First things first, perhaps the most important thing to know is that Franc is not pronounced like the man’s name Frank. It is Fr-AH-nk, which sounds a little hoity-toity when you say, but that’s ok, because it’s a pretty badass grape.
Cabernet Franc is a grape varietal that, for the most part, flies under the radar of most wine drinkers. Once discovered though, it quickly becomes a favorite of both wine drinkers and winemakers alike.
Why is this? Perhaps because, until recently, the grape was most commonly known as a blending grape in Bordeaux, with only the Loire Valley in France, dedicated to single varietal wines. Over the past couple of decades, however, Cabernet Franc has become the star of the show in many wine regions across the globe, from California to Virginia, and Chile to Australia, the varietal is gaining fans who seek out the single varietal wine.
It is believed that Cabernet Franc originated in the Basque region, bordering Spain and France, but all credit for the grape goes to France. It is a well known fact that Cabernet Franc is the parent of Cabernet Sauvignon – a natural cross of Sauvignon Blanc resulted in this very famous and beloved offspring. But no one ever gives Cabernet Franc credit as the parent of Merlot! Merlot’s momma is a much less known and rare variety – Magdelene Noire des Charentes, but perhaps this explains the brutal rivalry between Cabernet Sauvignon and Merlot – they are half siblings!
France is the largest producer of Cabernet Franc, and if you are looking for a single varietal you want to head straight to the Loire Valley and look for wines labeled Chinon, Bourgueil, or Saumur-Champigny. You will also find white wines made from the Cabernet Franc grape here, as well as rose. The grape is referred to locally as Breton.

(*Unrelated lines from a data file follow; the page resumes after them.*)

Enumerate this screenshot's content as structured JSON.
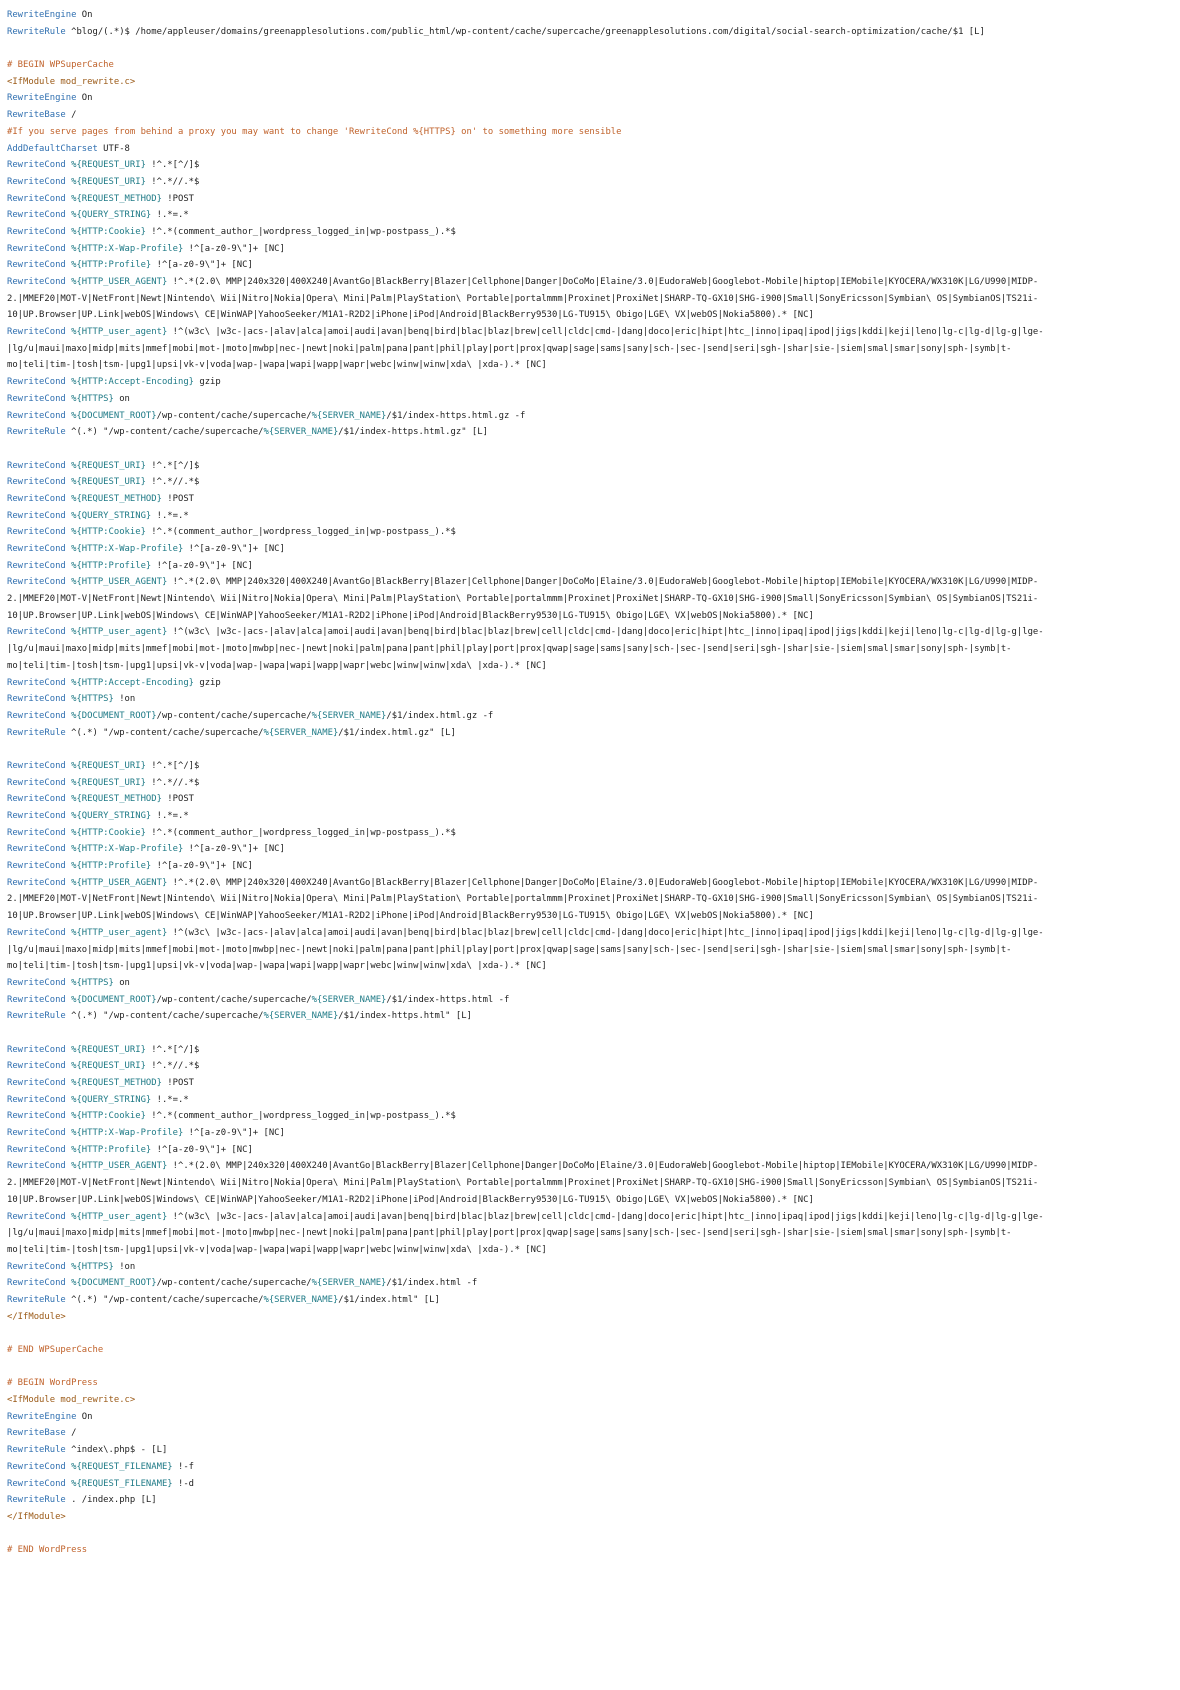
{
  "colors": {
    "directive": "#2f6fb0",
    "comment": "#c0622b",
    "tag": "#9b5a17",
    "variable": "#207b87",
    "text": "#222222",
    "background": "#ffffff"
  },
  "lines": [
    "RewriteEngine On",
    "RewriteRule ^blog/(.*)$ /home/appleuser/domains/greenapplesolutions.com/public_html/wp-content/cache/supercache/greenapplesolutions.com/digital/social-search-optimization/cache/$1 [L]",
    "",
    "# BEGIN WPSuperCache",
    "<IfModule mod_rewrite.c>",
    "RewriteEngine On",
    "RewriteBase /",
    "#If you serve pages from behind a proxy you may want to change 'RewriteCond %{HTTPS} on' to something more sensible",
    "AddDefaultCharset UTF-8",
    "RewriteCond %{REQUEST_URI} !^.*[^/]$",
    "RewriteCond %{REQUEST_URI} !^.*//.*$",
    "RewriteCond %{REQUEST_METHOD} !POST",
    "RewriteCond %{QUERY_STRING} !.*=.*",
    "RewriteCond %{HTTP:Cookie} !^.*(comment_author_|wordpress_logged_in|wp-postpass_).*$",
    "RewriteCond %{HTTP:X-Wap-Profile} !^[a-z0-9\\\"]+ [NC]",
    "RewriteCond %{HTTP:Profile} !^[a-z0-9\\\"]+ [NC]",
    "RewriteCond %{HTTP_USER_AGENT} !^.*(2.0\\ MMP|240x320|400X240|AvantGo|BlackBerry|Blazer|Cellphone|Danger|DoCoMo|Elaine/3.0|EudoraWeb|Googlebot-Mobile|hiptop|IEMobile|KYOCERA/WX310K|LG/U990|MIDP-",
    "2.|MMEF20|MOT-V|NetFront|Newt|Nintendo\\ Wii|Nitro|Nokia|Opera\\ Mini|Palm|PlayStation\\ Portable|portalmmm|Proxinet|ProxiNet|SHARP-TQ-GX10|SHG-i900|Small|SonyEricsson|Symbian\\ OS|SymbianOS|TS21i-",
    "10|UP.Browser|UP.Link|webOS|Windows\\ CE|WinWAP|YahooSeeker/M1A1-R2D2|iPhone|iPod|Android|BlackBerry9530|LG-TU915\\ Obigo|LGE\\ VX|webOS|Nokia5800).* [NC]",
    "RewriteCond %{HTTP_user_agent} !^(w3c\\ |w3c-|acs-|alav|alca|amoi|audi|avan|benq|bird|blac|blaz|brew|cell|cldc|cmd-|dang|doco|eric|hipt|htc_|inno|ipaq|ipod|jigs|kddi|keji|leno|lg-c|lg-d|lg-g|lge-",
    "|lg/u|maui|maxo|midp|mits|mmef|mobi|mot-|moto|mwbp|nec-|newt|noki|palm|pana|pant|phil|play|port|prox|qwap|sage|sams|sany|sch-|sec-|send|seri|sgh-|shar|sie-|siem|smal|smar|sony|sph-|symb|t-",
    "mo|teli|tim-|tosh|tsm-|upg1|upsi|vk-v|voda|wap-|wapa|wapi|wapp|wapr|webc|winw|winw|xda\\ |xda-).* [NC]",
    "RewriteCond %{HTTP:Accept-Encoding} gzip",
    "RewriteCond %{HTTPS} on",
    "RewriteCond %{DOCUMENT_ROOT}/wp-content/cache/supercache/%{SERVER_NAME}/$1/index-https.html.gz -f",
    "RewriteRule ^(.*) \"/wp-content/cache/supercache/%{SERVER_NAME}/$1/index-https.html.gz\" [L]",
    "",
    "RewriteCond %{REQUEST_URI} !^.*[^/]$",
    "RewriteCond %{REQUEST_URI} !^.*//.*$",
    "RewriteCond %{REQUEST_METHOD} !POST",
    "RewriteCond %{QUERY_STRING} !.*=.*",
    "RewriteCond %{HTTP:Cookie} !^.*(comment_author_|wordpress_logged_in|wp-postpass_).*$",
    "RewriteCond %{HTTP:X-Wap-Profile} !^[a-z0-9\\\"]+ [NC]",
    "RewriteCond %{HTTP:Profile} !^[a-z0-9\\\"]+ [NC]",
    "RewriteCond %{HTTP_USER_AGENT} !^.*(2.0\\ MMP|240x320|400X240|AvantGo|BlackBerry|Blazer|Cellphone|Danger|DoCoMo|Elaine/3.0|EudoraWeb|Googlebot-Mobile|hiptop|IEMobile|KYOCERA/WX310K|LG/U990|MIDP-",
    "2.|MMEF20|MOT-V|NetFront|Newt|Nintendo\\ Wii|Nitro|Nokia|Opera\\ Mini|Palm|PlayStation\\ Portable|portalmmm|Proxinet|ProxiNet|SHARP-TQ-GX10|SHG-i900|Small|SonyEricsson|Symbian\\ OS|SymbianOS|TS21i-",
    "10|UP.Browser|UP.Link|webOS|Windows\\ CE|WinWAP|YahooSeeker/M1A1-R2D2|iPhone|iPod|Android|BlackBerry9530|LG-TU915\\ Obigo|LGE\\ VX|webOS|Nokia5800).* [NC]",
    "RewriteCond %{HTTP_user_agent} !^(w3c\\ |w3c-|acs-|alav|alca|amoi|audi|avan|benq|bird|blac|blaz|brew|cell|cldc|cmd-|dang|doco|eric|hipt|htc_|inno|ipaq|ipod|jigs|kddi|keji|leno|lg-c|lg-d|lg-g|lge-",
    "|lg/u|maui|maxo|midp|mits|mmef|mobi|mot-|moto|mwbp|nec-|newt|noki|palm|pana|pant|phil|play|port|prox|qwap|sage|sams|sany|sch-|sec-|send|seri|sgh-|shar|sie-|siem|smal|smar|sony|sph-|symb|t-",
    "mo|teli|tim-|tosh|tsm-|upg1|upsi|vk-v|voda|wap-|wapa|wapi|wapp|wapr|webc|winw|winw|xda\\ |xda-).* [NC]",
    "RewriteCond %{HTTP:Accept-Encoding} gzip",
    "RewriteCond %{HTTPS} !on",
    "RewriteCond %{DOCUMENT_ROOT}/wp-content/cache/supercache/%{SERVER_NAME}/$1/index.html.gz -f",
    "RewriteRule ^(.*) \"/wp-content/cache/supercache/%{SERVER_NAME}/$1/index.html.gz\" [L]",
    "",
    "RewriteCond %{REQUEST_URI} !^.*[^/]$",
    "RewriteCond %{REQUEST_URI} !^.*//.*$",
    "RewriteCond %{REQUEST_METHOD} !POST",
    "RewriteCond %{QUERY_STRING} !.*=.*",
    "RewriteCond %{HTTP:Cookie} !^.*(comment_author_|wordpress_logged_in|wp-postpass_).*$",
    "RewriteCond %{HTTP:X-Wap-Profile} !^[a-z0-9\\\"]+ [NC]",
    "RewriteCond %{HTTP:Profile} !^[a-z0-9\\\"]+ [NC]",
    "RewriteCond %{HTTP_USER_AGENT} !^.*(2.0\\ MMP|240x320|400X240|AvantGo|BlackBerry|Blazer|Cellphone|Danger|DoCoMo|Elaine/3.0|EudoraWeb|Googlebot-Mobile|hiptop|IEMobile|KYOCERA/WX310K|LG/U990|MIDP-",
    "2.|MMEF20|MOT-V|NetFront|Newt|Nintendo\\ Wii|Nitro|Nokia|Opera\\ Mini|Palm|PlayStation\\ Portable|portalmmm|Proxinet|ProxiNet|SHARP-TQ-GX10|SHG-i900|Small|SonyEricsson|Symbian\\ OS|SymbianOS|TS21i-",
    "10|UP.Browser|UP.Link|webOS|Windows\\ CE|WinWAP|YahooSeeker/M1A1-R2D2|iPhone|iPod|Android|BlackBerry9530|LG-TU915\\ Obigo|LGE\\ VX|webOS|Nokia5800).* [NC]",
    "RewriteCond %{HTTP_user_agent} !^(w3c\\ |w3c-|acs-|alav|alca|amoi|audi|avan|benq|bird|blac|blaz|brew|cell|cldc|cmd-|dang|doco|eric|hipt|htc_|inno|ipaq|ipod|jigs|kddi|keji|leno|lg-c|lg-d|lg-g|lge-",
    "|lg/u|maui|maxo|midp|mits|mmef|mobi|mot-|moto|mwbp|nec-|newt|noki|palm|pana|pant|phil|play|port|prox|qwap|sage|sams|sany|sch-|sec-|send|seri|sgh-|shar|sie-|siem|smal|smar|sony|sph-|symb|t-",
    "mo|teli|tim-|tosh|tsm-|upg1|upsi|vk-v|voda|wap-|wapa|wapi|wapp|wapr|webc|winw|winw|xda\\ |xda-).* [NC]",
    "RewriteCond %{HTTPS} on",
    "RewriteCond %{DOCUMENT_ROOT}/wp-content/cache/supercache/%{SERVER_NAME}/$1/index-https.html -f",
    "RewriteRule ^(.*) \"/wp-content/cache/supercache/%{SERVER_NAME}/$1/index-https.html\" [L]",
    "",
    "RewriteCond %{REQUEST_URI} !^.*[^/]$",
    "RewriteCond %{REQUEST_URI} !^.*//.*$",
    "RewriteCond %{REQUEST_METHOD} !POST",
    "RewriteCond %{QUERY_STRING} !.*=.*",
    "RewriteCond %{HTTP:Cookie} !^.*(comment_author_|wordpress_logged_in|wp-postpass_).*$",
    "RewriteCond %{HTTP:X-Wap-Profile} !^[a-z0-9\\\"]+ [NC]",
    "RewriteCond %{HTTP:Profile} !^[a-z0-9\\\"]+ [NC]",
    "RewriteCond %{HTTP_USER_AGENT} !^.*(2.0\\ MMP|240x320|400X240|AvantGo|BlackBerry|Blazer|Cellphone|Danger|DoCoMo|Elaine/3.0|EudoraWeb|Googlebot-Mobile|hiptop|IEMobile|KYOCERA/WX310K|LG/U990|MIDP-",
    "2.|MMEF20|MOT-V|NetFront|Newt|Nintendo\\ Wii|Nitro|Nokia|Opera\\ Mini|Palm|PlayStation\\ Portable|portalmmm|Proxinet|ProxiNet|SHARP-TQ-GX10|SHG-i900|Small|SonyEricsson|Symbian\\ OS|SymbianOS|TS21i-",
    "10|UP.Browser|UP.Link|webOS|Windows\\ CE|WinWAP|YahooSeeker/M1A1-R2D2|iPhone|iPod|Android|BlackBerry9530|LG-TU915\\ Obigo|LGE\\ VX|webOS|Nokia5800).* [NC]",
    "RewriteCond %{HTTP_user_agent} !^(w3c\\ |w3c-|acs-|alav|alca|amoi|audi|avan|benq|bird|blac|blaz|brew|cell|cldc|cmd-|dang|doco|eric|hipt|htc_|inno|ipaq|ipod|jigs|kddi|keji|leno|lg-c|lg-d|lg-g|lge-",
    "|lg/u|maui|maxo|midp|mits|mmef|mobi|mot-|moto|mwbp|nec-|newt|noki|palm|pana|pant|phil|play|port|prox|qwap|sage|sams|sany|sch-|sec-|send|seri|sgh-|shar|sie-|siem|smal|smar|sony|sph-|symb|t-",
    "mo|teli|tim-|tosh|tsm-|upg1|upsi|vk-v|voda|wap-|wapa|wapi|wapp|wapr|webc|winw|winw|xda\\ |xda-).* [NC]",
    "RewriteCond %{HTTPS} !on",
    "RewriteCond %{DOCUMENT_ROOT}/wp-content/cache/supercache/%{SERVER_NAME}/$1/index.html -f",
    "RewriteRule ^(.*) \"/wp-content/cache/supercache/%{SERVER_NAME}/$1/index.html\" [L]",
    "</IfModule>",
    "",
    "# END WPSuperCache",
    "",
    "# BEGIN WordPress",
    "<IfModule mod_rewrite.c>",
    "RewriteEngine On",
    "RewriteBase /",
    "RewriteRule ^index\\.php$ - [L]",
    "RewriteCond %{REQUEST_FILENAME} !-f",
    "RewriteCond %{REQUEST_FILENAME} !-d",
    "RewriteRule . /index.php [L]",
    "</IfModule>",
    "",
    "# END WordPress"
  ]
}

In Bordeaux, you will find Cabernet Franc having a larger role on the Right Bank, with some very famous wines – Cheval Blanc and Petrus come to mind – making Cabernet Franc the predominant player. You will also find it on the Left Bank, just in smaller percentages of the blend. Locals may refer to the grape as Bouchet here.
Want to know something that really surprised me? Italy is the second largest producer of Cabernet Franc! Tuscany produces not only single varietal options, but uses Cabernet Franc in Super Tuscan wines as well.
In the U.S., Cabernet Franc perhaps loves Virginia the most, but it also thrives in the Finger Lakes, Oregon, Washington, and California. There is Cabernet Franc growing right here in Georgia, a very warm climate to be sure, however, we have the Appalachian Mountains ending in the northern part of this state, and the mountains provide the microclimate need to produce beautiful wines. Shameless plug for the home team;) Canada makes ice wine from Cab Franc – that is definitely going on my list of wines to try.
Cabernet Franc, generally speaking, has a bit lighter profile than Cabernet Sauvignon. In it’s youth it is often fruit forward and fresh. Notes of violet and baking spices are often found, as is noticeable minerality. Old world, lighter styles can even be served slightly shilled in the summer. As Cabernet Franc ages, it can become very complex with earthy aromas and flavors taking center stage. Green pepper aromas (pyrazines) are often noted as a “tell” in a blind tasting.
Cabernet Franc is an amazing food wine, pairing with a large array of foods. Roasted meats, roasted vegetables, pasta, tomato based sauces, and some even say it pairs will with spicy food – I’ve yet to try that, but I did read a review of a wine from the Sierra Foothills that note roasted jalapeno in the tasting notes. I’m intrigued to say the least. Personally, I love soft stinky cheeses with Cabernet Franc (ok, that might be true of nearly any wine varietal for me, lol!).
As with all wine, as much as region and terroir factors in, so does production. The 4 I have lined up for #CabFrancDay could not be more different. Geek alert! I’ve got a Blanc in the line up – I believe the only white Cabernet Franc to be made outside of the Loire.
Stay tuned for articles on each of these wines coming soon. In the meantime, please join in on the socials today by following the hashtags #CabFrancDay and #morethanablendinggrape.
There will be Twitter chat this evening, Friday, December 4th, beginning at 8:00 p.m. (EST) and I’d love to see you there with a Cabernet Franc in hand. Cab Franc Day is founded by Lori Budd, owner of Dracaena Wines, and host of the award winning podcast Exploring the Wineglass.